━━ Data records

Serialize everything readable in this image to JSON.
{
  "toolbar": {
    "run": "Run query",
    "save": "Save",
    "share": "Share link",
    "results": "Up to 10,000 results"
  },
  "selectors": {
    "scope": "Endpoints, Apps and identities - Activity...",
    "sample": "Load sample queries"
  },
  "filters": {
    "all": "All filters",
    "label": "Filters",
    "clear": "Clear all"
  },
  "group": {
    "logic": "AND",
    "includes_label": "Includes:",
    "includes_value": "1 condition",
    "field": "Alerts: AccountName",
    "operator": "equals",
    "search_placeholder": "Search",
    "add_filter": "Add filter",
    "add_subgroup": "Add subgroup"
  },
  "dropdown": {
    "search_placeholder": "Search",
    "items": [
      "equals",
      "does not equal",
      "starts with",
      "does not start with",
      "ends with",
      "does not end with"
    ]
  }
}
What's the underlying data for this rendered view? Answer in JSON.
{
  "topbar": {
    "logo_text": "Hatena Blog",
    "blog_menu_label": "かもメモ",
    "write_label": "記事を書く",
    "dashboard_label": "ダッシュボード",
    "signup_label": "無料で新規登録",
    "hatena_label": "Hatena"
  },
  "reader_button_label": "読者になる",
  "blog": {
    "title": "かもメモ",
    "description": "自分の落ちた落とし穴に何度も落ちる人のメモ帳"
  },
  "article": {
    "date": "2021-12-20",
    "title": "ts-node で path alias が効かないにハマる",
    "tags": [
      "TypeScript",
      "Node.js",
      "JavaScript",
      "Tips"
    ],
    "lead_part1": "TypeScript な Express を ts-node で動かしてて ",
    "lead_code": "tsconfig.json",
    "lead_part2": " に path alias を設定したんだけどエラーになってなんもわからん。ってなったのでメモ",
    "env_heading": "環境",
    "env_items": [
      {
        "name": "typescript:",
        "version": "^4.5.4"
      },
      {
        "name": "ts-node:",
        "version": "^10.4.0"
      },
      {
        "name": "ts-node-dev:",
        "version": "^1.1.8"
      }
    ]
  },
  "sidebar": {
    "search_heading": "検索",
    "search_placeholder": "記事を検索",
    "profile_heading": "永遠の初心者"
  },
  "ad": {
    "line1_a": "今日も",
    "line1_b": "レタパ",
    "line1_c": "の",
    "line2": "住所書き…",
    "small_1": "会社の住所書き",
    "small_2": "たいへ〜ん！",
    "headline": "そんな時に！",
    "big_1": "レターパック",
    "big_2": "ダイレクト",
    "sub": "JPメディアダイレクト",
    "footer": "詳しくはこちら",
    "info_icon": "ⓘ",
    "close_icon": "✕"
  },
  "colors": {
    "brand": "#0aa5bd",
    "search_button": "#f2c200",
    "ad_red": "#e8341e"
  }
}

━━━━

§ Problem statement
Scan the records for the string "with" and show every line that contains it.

§ Answer area
      "starts with",
      "does not start with",
      "ends with",
      "does not end with"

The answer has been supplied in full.